» What this task involves
In the entries below, how many lines contain the word "text"? State the number and nothing more.

Start of Study material

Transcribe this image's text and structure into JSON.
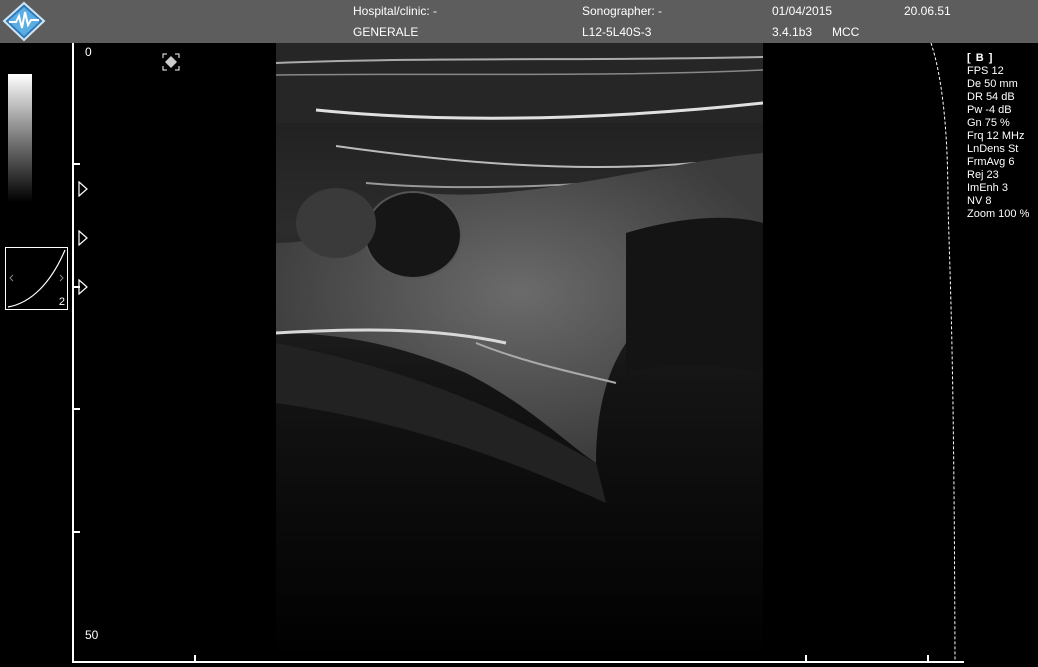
{
  "header": {
    "hospital_label": "Hospital/clinic: -",
    "department": "GENERALE",
    "sonographer_label": "Sonographer: -",
    "probe": "L12-5L40S-3",
    "date": "01/04/2015",
    "version": "3.4.1b3",
    "mode_code": "MCC",
    "time": "20.06.51"
  },
  "depth": {
    "top": "0",
    "bottom": "50"
  },
  "tgc": {
    "curve_id": "2"
  },
  "params": {
    "mode": "[ B ]",
    "items": [
      "FPS 12",
      "De 50 mm",
      "DR 54 dB",
      "Pw -4 dB",
      "Gn 75 %",
      "Frq 12 MHz",
      "LnDens St",
      "FrmAvg 6",
      "Rej 23",
      "ImEnh 3",
      "NV 8",
      "Zoom 100 %"
    ]
  },
  "colors": {
    "header_bg": "#5d5d5d",
    "background": "#000000",
    "text": "#ffffff",
    "logo_blue": "#4a9fd6"
  },
  "icons": {
    "logo": "app-logo-icon",
    "roi": "roi-handle-icon",
    "focus": "focus-marker-icon"
  }
}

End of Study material

» Exercise answer
2